Starting your own business can be risky. But the risk decreases dramatically when your venture requires little financial investment from you. The beauty of a low-investment endeavour is that you can experiment without the pressure of needing to be successful for the sake of your livelihood (or the payment of any employees). You could even start a business at home.
But it’s hard to tell if a business will be successful, especially if your venture hasn’t really been tested in your target market. That’s why it’s important that you have the freedom to take risks and make mistakes in a relatively low-stakes environment. Once your business is consistently successful, you can start to think about expanding, making it a full-time job and possibly even hiring employees.
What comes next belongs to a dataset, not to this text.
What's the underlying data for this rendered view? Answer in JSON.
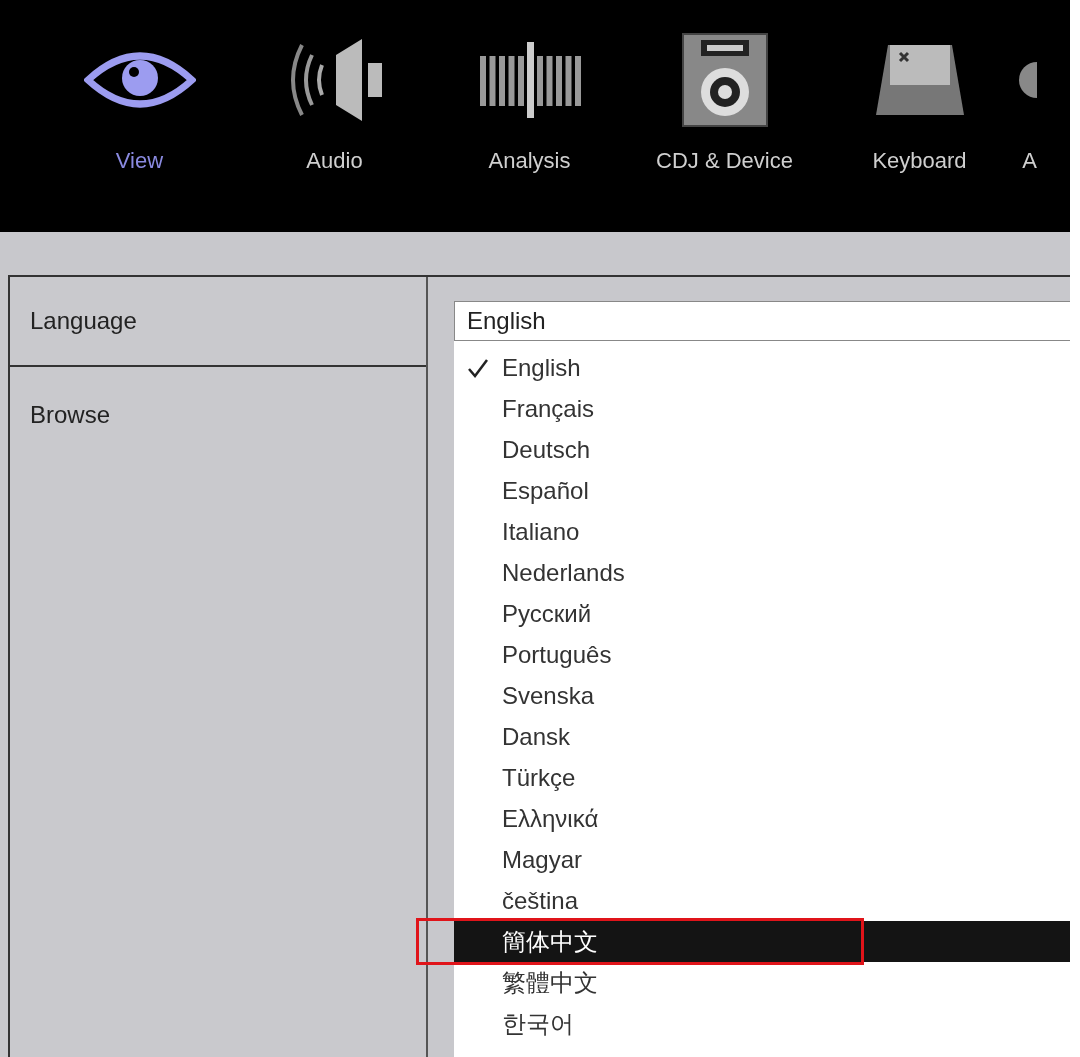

Until then, focus on testing and adjusting until you find a formula that works (and our business checklist might come in handy).
Here are some ideas for businesses that don’t require much in up-front costs:
Freelance in your area of expertise
You’re much more likely to find success in a field where you have experience and skill, with modern employers increasingly keen to hire those with a certain skill set. For example, if your culinary experience doesn’t extend beyond watching cooking shows on TV, becoming a personal chef isn’t a great idea. But if you have experience in something like marketing, you could consult with fledgling businesses and help them build their brands.
If you have a passion for animals and you’re at home during the day, dog walking can be a great way to make some extra cash along with getting exercise, a welcome bit of socialising and spending time with adorable pups. Start small with just a few clients — preferably people you’re already familiar with through the neighbourhood or local park. You want to make sure that you can handle the workload and keep your clients happy. People are passionate about their pets, and if they don’t feel like you’re doing a good job, bad word-of-mouth reviews can sink your business before it gets off the ground.
Picking up dry cleaning, calling to make appointments, waiting for service professionals — there are endless tasks that become nearly impossible when you work in an office all day. But if you have a flexible schedule or work from home, you can make people’s lives easier, so market your services as being able to manage the day-to-day tasks office workers struggle to accommodate and tackling their to-do lists.
If you’re a neat, organised, Type A personality, share your talent with others as a professional organiser. Take on closets, pantries and even home offices to help people streamline their lives. You can also market your services to people who are moving or trying to sell their home.
In case you were wondering if all the time you spend on Facebook, Instagram, Twitter and Pinterest could translate into a job, you’re in luck. Social media managers are in demand; small businesses need to keep up with things like responding to reviews on Yelp and Twitter, answering questions on Facebook and building a brand presence on Instagram.
Selling items online
There are so many online outlets now for selling everything from furniture to designer shoes, but what keeps so many people from utilising these services is that they just don’t have the time to catalogue their items, take decent photos and post them online. If you have a flair for selling your stuff online, start a service where you take care of posting and coordinating the delivery or shipping of people’s unwanted items. You could even start your own online shop to sell and market your products.
If you are already good at cleaning, the start-up investment is reasonable, especially when you consider that some clients prefer that you use their products. Also, cleaning is something you can do in off hours, like after businesses close for the evening or when homeowners are around on weekends.
If you live in a tourism-friendly area with a lot of vacation homes, you can start a business looking after these properties during the off season or while the homeowners are renting out their places. This type of job doesn’t require much in terms of start-up costs, but you are the homeowners’ eyes and ears on the ground, so it’s most important that you build and maintain the trust of your clients.